Which lines below hold the word "shaft"? Report each one.

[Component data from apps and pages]
—————

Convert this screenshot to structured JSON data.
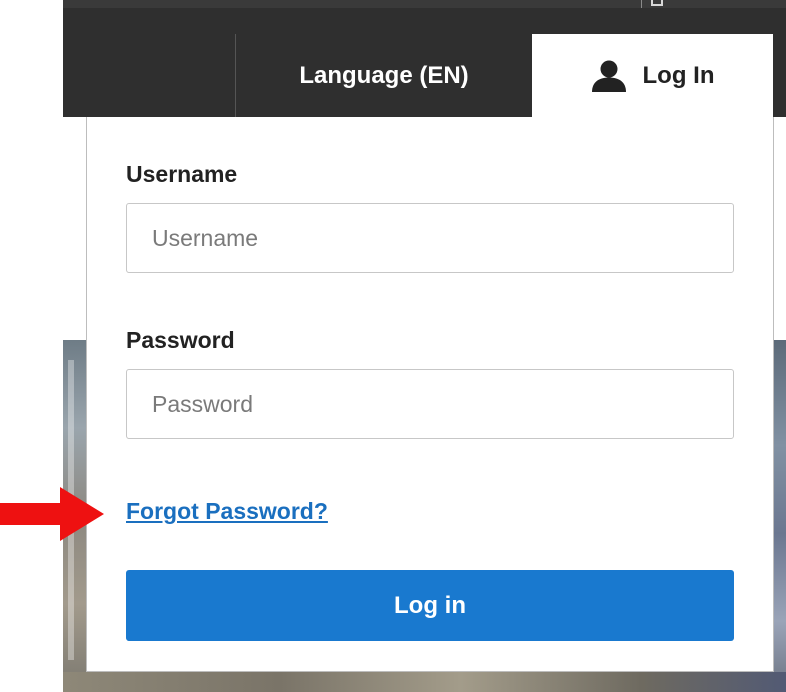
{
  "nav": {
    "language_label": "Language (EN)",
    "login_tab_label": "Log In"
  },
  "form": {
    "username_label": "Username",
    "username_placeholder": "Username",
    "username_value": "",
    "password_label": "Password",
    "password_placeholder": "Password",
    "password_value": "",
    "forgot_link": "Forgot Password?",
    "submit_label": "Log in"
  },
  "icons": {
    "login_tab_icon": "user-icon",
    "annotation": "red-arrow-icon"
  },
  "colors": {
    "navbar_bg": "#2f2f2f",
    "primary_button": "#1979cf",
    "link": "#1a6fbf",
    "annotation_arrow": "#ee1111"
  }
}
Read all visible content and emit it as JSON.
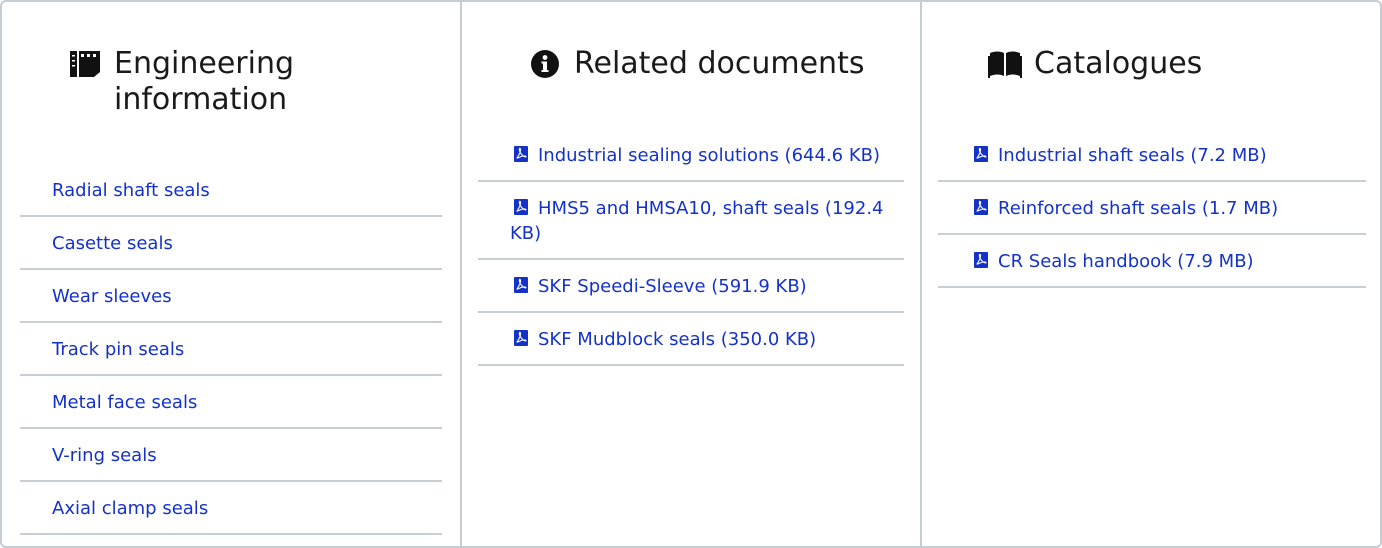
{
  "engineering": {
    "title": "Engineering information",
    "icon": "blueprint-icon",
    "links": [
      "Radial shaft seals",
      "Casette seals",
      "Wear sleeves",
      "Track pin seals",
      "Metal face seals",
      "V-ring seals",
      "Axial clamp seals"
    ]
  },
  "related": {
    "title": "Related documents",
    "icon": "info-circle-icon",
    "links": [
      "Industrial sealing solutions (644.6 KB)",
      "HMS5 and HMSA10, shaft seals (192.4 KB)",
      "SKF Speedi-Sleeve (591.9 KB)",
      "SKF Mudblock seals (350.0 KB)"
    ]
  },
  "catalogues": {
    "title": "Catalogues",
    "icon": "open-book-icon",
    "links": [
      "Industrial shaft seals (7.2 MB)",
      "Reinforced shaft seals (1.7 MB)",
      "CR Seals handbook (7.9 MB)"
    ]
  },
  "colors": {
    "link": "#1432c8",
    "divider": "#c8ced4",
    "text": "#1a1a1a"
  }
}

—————

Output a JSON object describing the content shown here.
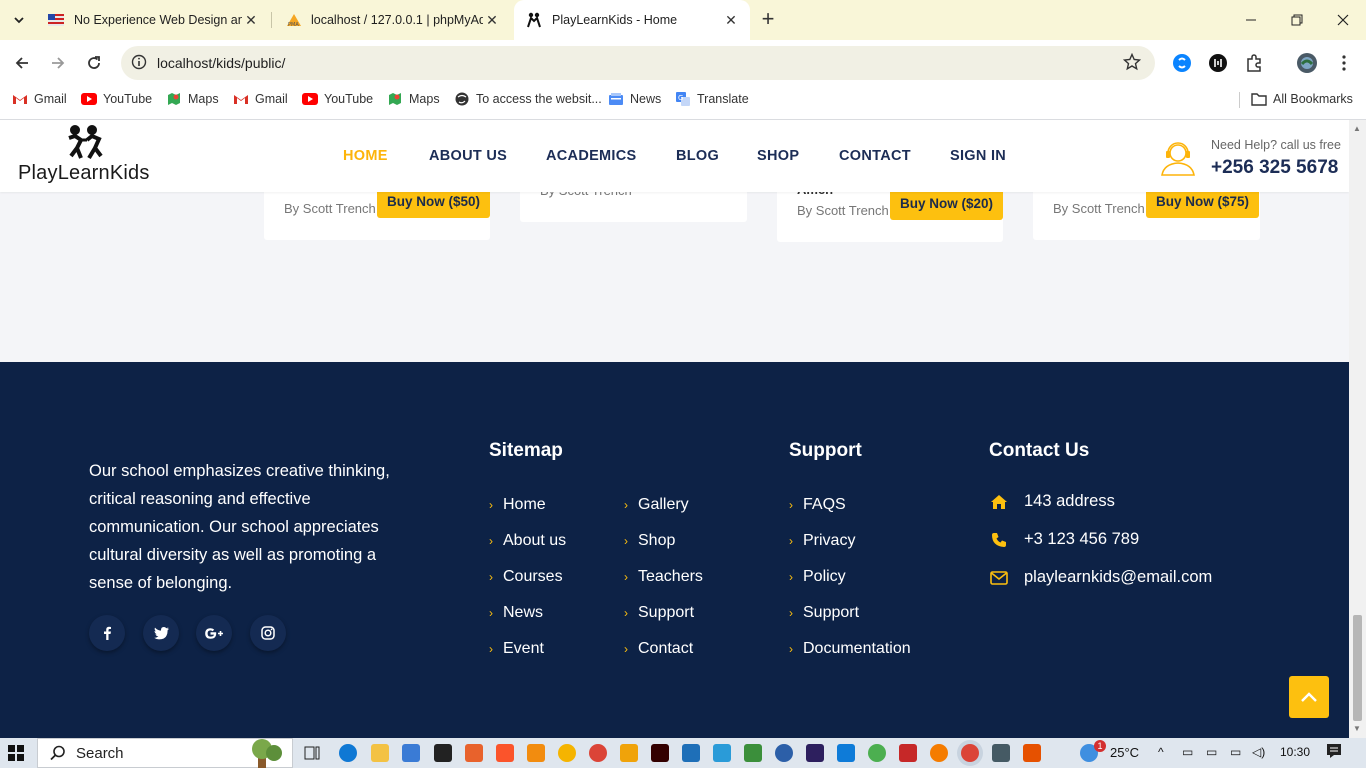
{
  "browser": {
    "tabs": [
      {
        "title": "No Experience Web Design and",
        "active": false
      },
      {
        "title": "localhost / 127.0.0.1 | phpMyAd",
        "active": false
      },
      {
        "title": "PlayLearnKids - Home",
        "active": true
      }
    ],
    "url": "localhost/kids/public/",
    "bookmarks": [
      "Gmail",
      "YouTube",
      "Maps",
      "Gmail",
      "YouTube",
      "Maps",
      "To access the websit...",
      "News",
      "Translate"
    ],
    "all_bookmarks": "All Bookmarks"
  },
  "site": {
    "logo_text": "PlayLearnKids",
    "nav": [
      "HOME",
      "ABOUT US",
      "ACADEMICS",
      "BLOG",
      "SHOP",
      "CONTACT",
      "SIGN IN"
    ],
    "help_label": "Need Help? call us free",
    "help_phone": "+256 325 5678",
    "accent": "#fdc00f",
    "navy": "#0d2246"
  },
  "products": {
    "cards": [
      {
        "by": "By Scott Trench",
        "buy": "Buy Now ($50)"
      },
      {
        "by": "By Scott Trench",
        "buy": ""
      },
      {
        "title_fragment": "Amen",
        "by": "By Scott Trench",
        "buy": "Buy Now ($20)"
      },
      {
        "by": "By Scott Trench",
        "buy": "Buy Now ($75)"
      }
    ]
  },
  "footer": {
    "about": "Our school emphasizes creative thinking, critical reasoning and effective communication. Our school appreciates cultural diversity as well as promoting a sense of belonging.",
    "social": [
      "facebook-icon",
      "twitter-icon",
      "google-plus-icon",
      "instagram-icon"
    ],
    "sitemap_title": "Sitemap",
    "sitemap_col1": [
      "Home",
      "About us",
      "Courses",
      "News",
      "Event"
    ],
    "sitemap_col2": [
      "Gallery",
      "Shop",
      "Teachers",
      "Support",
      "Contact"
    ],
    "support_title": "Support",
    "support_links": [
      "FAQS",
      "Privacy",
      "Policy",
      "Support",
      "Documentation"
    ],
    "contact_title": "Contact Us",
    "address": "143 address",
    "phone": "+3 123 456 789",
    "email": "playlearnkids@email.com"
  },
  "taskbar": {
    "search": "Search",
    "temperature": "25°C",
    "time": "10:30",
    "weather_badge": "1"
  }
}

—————

• [Answer to the problem]
      "Radial shaft seals",
      "HMS5 and HMSA10, shaft seals (192.4 KB)",
      "Industrial shaft seals (7.2 MB)",
      "Reinforced shaft seals (1.7 MB)",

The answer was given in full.